This new iteration of the world's dominant browser adds a number of features long since taken for granted by alternative-browser users, such as tabbed browsing, a toolbar-integrated search box and limited RSS support. Version 7.0 also has a far more compact and streamlined interface than its predecessor, with a strong emphasis on dedicating as much of the window as possible to the displayed website. Also included are a number of security upgrades, such as a new antiphishing filter.

You can download IE 7.0 here, but note that this beta of the browser is compatible only with Windows XP Service Pack 2. And keep in mind that, like any still-in-development version, this beta release has bugs and rough edges. Some pages don't display properly, for instance, and the browser will crash more than you'd like.

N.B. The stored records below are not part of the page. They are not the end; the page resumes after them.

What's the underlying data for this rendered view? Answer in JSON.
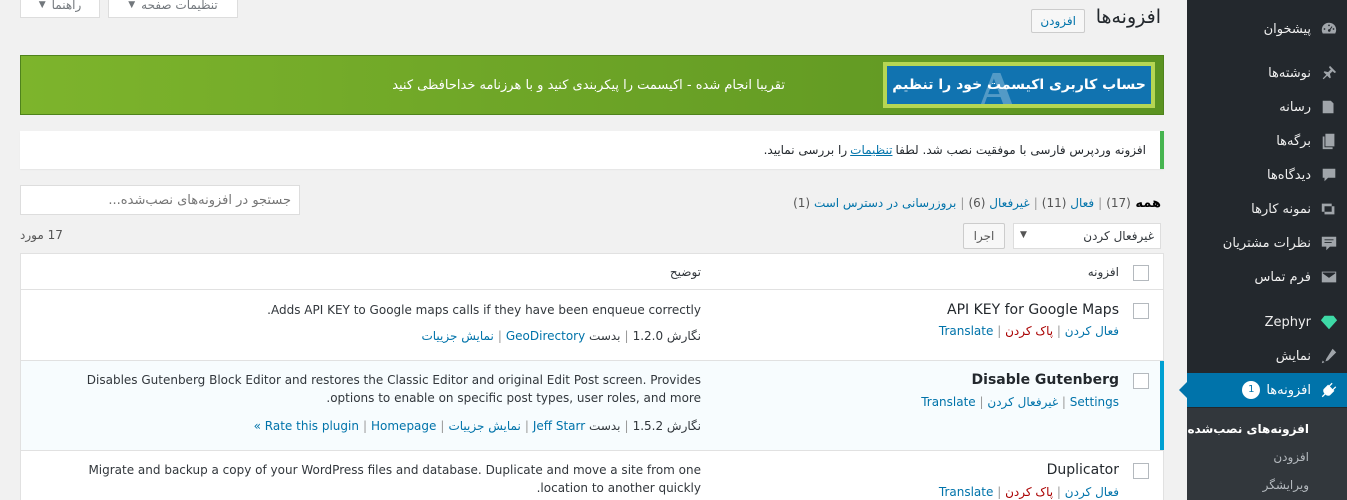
{
  "sidebar": {
    "items": [
      {
        "label": "پیشخوان",
        "icon": "dashboard-icon"
      },
      {
        "label": "نوشته‌ها",
        "icon": "pushpin-icon"
      },
      {
        "label": "رسانه",
        "icon": "media-icon"
      },
      {
        "label": "برگه‌ها",
        "icon": "pages-icon"
      },
      {
        "label": "دیدگاه‌ها",
        "icon": "comments-icon"
      },
      {
        "label": "نمونه کارها",
        "icon": "portfolio-icon"
      },
      {
        "label": "نظرات مشتریان",
        "icon": "testimonials-icon"
      },
      {
        "label": "فرم تماس",
        "icon": "mail-icon"
      },
      {
        "label": "Zephyr",
        "icon": "diamond-icon"
      },
      {
        "label": "نمایش",
        "icon": "appearance-icon"
      },
      {
        "label": "افزونه‌ها",
        "icon": "plugins-icon",
        "badge": "1"
      }
    ],
    "submenu": [
      "افزونه‌های نصب‌شده",
      "افزودن",
      "ویرایشگر"
    ]
  },
  "top_tabs": {
    "help": "راهنما",
    "screen_options": "تنظیمات صفحه"
  },
  "header": {
    "title": "افزونه‌ها",
    "add_new": "افزودن"
  },
  "banner": {
    "button": "حساب کاربری اکیسمت خود را تنظیم",
    "logo": "A",
    "message": "تقریبا انجام شده - اکیسمت را پیکربندی کنید و با هرزنامه خداحافظی کنید"
  },
  "notice": {
    "before": "افزونه وردپرس فارسی با موفقیت نصب شد. لطفا",
    "link": "تنظیمات",
    "after": "را بررسی نمایید."
  },
  "filters": {
    "all": "همه",
    "all_count": "(17)",
    "active": "فعال",
    "active_count": "(11)",
    "inactive": "غیرفعال",
    "inactive_count": "(6)",
    "updates": "بروزرسانی در دسترس است",
    "updates_count": "(1)"
  },
  "search": {
    "placeholder": "جستجو در افزونه‌های نصب‌شده..."
  },
  "bulk": {
    "selected": "غیرفعال کردن",
    "apply": "اجرا"
  },
  "item_count": "17 مورد",
  "table": {
    "col_plugin": "افزونه",
    "col_description": "توضیح",
    "rows": [
      {
        "name": "API KEY for Google Maps",
        "actions": [
          "فعال کردن",
          "پاک کردن",
          "Translate"
        ],
        "description": "Adds API KEY to Google maps calls if they have been enqueue correctly.",
        "version": "نگارش 1.2.0",
        "by": "بدست",
        "author": "GeoDirectory",
        "details": "نمایش جزییات"
      },
      {
        "name": "Disable Gutenberg",
        "actions": [
          "Settings",
          "غیرفعال کردن",
          "Translate"
        ],
        "description": "Disables Gutenberg Block Editor and restores the Classic Editor and original Edit Post screen. Provides options to enable on specific post types, user roles, and more.",
        "version": "نگارش 1.5.2",
        "by": "بدست",
        "author": "Jeff Starr",
        "details": "نمایش جزییات",
        "rate": "Rate this plugin",
        "homepage": "Homepage »"
      },
      {
        "name": "Duplicator",
        "actions": [
          "فعال کردن",
          "پاک کردن",
          "Translate"
        ],
        "description": "Migrate and backup a copy of your WordPress files and database. Duplicate and move a site from one location to another quickly."
      }
    ]
  }
}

You'll notice IE 7.0's interface changes right away. A mere two slim toolbars reside up top, with navigation buttons such as Back, Forward, Refresh and Home split up to make the best use of space.

Tabs, also new to version 7.0, show up on the second toolbar. You can't move the tabs around, but you'll find a nice new feature called Quick Tabs. Click a gridlike icon next to the tabs, and you'll see a thumbnail-page display of all your currently open tabs. Firefox can mimic this feature with an add-on, but neither it nor Opera has it built in.

New security features in IE 7.0 include an antiphishing filter that warns you if you happen across a known phishing site, better ActiveX management that disables potentially vulnerable controls by default, and programming changes that try to reduce the number of avenues for attack.

The browser also has a thorough 'flush' feature that clears the browser history, cache, cookies and other personal browsing data with one selection from the Tools menu.

IE 7.0 lets you easily find and bookmark an RSS feed on any given web page. But once you're subscribed, you have no way to get a quick preview of that feed's headlines – as you can with Firefox's Live Bookmarks – so you lose a significant part of RSS's usefulness.

It remains to be seen how the new IE will stack up against its increasingly popular competitors. But its release presents no downside: IE finally gets an upgrade, and the newly revived browser wars spur competition that hopefully will make everybody's browsers better.